special plug-in architecture in a project I use to practice Refactoring
http://www.refactoring.com.

O.K. too much info ;-)

Hope this helps
Jay

"Armin Zingler" <az*******@freenet.de> wrote in message
news:O4**************@TK2MSFTNGP10.phx.gbl... "Jay B. Harlow [MVP - Outlook]" <Ja************@msn.com> schrieb
Armin,
I thought this too, but how/when to remove it from the
collection? Implement the Disposable pattern and remove it in the Dispose method,
if the user neglects calling the Dispose method, remove it in the
Finalize method.


Yes, but Dispose must be called manually, that's why I thought it's not

what the OP was looking for.
Of course the global collection will need to be a collection of
System.WeakReference, the WeakReference will refer to the actual
object. Thus the last reference to the actual object will cause the
WeakReference to return Nothing for this entry. The indexer for the
global collection can check for Nothing from the WeakReference and
remove the entry for the WeakReference from the collection....


Ah, ok, didn't know the System.WeakReference thing. Will look into it....
--
Armin

http://www.plig.net/nnq/nquote.html
http://www.netmeister.org/news/learn2quote.html

Nov 20 '05 #7

P: n/a
> Like add a handler when the object is created?

Yes, that's the kind of thing. I seem to recall something similar was
possible in C++

Cheers, Rob.
Nov 20 '05 #8

P: n/a
> You can do that in the object's constructor.

I don't want to add specific code to each object definition.

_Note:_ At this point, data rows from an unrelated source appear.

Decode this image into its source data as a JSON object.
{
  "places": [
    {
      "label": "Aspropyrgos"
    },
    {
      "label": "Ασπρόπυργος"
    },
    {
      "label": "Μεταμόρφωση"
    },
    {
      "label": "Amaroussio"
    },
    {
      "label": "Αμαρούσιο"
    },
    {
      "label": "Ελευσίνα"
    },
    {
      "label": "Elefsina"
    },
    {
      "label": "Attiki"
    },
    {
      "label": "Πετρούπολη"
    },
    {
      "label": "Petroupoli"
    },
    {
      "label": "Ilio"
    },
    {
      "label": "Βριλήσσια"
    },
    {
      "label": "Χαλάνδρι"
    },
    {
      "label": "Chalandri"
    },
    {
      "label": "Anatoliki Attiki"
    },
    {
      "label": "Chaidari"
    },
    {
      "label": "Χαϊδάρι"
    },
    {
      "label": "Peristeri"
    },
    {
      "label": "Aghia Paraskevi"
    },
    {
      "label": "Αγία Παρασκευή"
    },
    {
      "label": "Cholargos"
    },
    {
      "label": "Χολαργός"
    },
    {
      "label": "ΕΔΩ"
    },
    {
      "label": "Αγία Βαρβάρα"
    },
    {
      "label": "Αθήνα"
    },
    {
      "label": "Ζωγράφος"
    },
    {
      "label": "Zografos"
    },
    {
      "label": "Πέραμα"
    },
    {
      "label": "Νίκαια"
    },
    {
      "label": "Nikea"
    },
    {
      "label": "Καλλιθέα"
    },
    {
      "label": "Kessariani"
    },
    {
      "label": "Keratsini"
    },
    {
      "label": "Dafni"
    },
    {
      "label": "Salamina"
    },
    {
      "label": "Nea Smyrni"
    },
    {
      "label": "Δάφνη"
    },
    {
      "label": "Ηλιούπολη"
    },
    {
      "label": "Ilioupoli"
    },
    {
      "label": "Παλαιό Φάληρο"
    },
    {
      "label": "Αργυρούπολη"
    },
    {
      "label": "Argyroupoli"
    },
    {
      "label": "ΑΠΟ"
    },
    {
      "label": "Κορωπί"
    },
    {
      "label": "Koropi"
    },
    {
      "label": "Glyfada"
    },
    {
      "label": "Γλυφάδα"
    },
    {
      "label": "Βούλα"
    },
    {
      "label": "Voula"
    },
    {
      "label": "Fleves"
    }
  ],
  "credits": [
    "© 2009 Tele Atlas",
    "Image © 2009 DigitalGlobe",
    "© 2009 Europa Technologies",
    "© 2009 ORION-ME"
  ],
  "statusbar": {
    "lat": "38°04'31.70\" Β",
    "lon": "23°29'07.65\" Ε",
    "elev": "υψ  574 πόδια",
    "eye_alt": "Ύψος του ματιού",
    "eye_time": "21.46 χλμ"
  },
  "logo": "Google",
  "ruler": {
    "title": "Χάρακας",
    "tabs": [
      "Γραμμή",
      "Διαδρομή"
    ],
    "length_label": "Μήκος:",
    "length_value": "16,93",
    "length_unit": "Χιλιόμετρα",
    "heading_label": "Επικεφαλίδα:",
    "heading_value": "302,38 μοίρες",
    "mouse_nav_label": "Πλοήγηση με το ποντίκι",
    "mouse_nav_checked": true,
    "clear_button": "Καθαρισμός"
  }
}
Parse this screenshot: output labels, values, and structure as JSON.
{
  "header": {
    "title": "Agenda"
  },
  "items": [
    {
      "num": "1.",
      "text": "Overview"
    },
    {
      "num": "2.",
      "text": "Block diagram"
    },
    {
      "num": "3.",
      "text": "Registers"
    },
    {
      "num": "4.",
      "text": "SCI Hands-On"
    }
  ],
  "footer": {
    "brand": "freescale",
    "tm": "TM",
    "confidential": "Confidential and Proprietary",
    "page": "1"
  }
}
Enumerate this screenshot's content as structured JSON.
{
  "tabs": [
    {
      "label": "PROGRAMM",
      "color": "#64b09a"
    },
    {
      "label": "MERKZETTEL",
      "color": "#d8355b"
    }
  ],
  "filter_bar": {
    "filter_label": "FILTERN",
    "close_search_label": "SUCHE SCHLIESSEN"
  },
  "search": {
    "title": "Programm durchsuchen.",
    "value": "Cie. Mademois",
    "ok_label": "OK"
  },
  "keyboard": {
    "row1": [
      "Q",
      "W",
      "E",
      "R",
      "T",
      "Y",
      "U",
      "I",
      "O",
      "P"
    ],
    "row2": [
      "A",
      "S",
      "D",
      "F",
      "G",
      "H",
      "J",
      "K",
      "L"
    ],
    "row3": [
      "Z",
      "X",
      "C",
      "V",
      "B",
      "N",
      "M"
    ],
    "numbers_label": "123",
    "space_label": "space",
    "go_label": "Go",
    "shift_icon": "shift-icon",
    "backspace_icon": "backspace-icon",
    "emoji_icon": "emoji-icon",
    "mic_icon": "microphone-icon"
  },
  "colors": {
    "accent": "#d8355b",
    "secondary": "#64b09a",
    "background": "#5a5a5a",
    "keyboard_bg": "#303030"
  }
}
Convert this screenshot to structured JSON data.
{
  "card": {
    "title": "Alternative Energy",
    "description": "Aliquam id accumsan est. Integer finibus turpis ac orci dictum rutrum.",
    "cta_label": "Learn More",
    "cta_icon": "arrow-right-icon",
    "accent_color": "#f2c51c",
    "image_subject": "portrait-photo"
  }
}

Cheers, Rob.
Nov 20 '05 #9

P: n/a
> Yes, but Dispose must be called manually, that's why I thought it's not
what
the OP was looking for.
Correct - I'm looking for something transparent so that the programmer
doesn't have to worry about it. I could insist that all objects are
created/destroyed via another function like this:

Dim MyObj As MyClass = CreateObject(new MyClass)

Where CreateObject is a global function but that requires the programmer to
remember.
Ah, ok, didn't know the System.WeakReference thing. Will look into it....


I'll check this too.

Thanks, Rob.
Nov 20 '05 #10

This discussion thread is closed

Replies have been disabled for this discussion.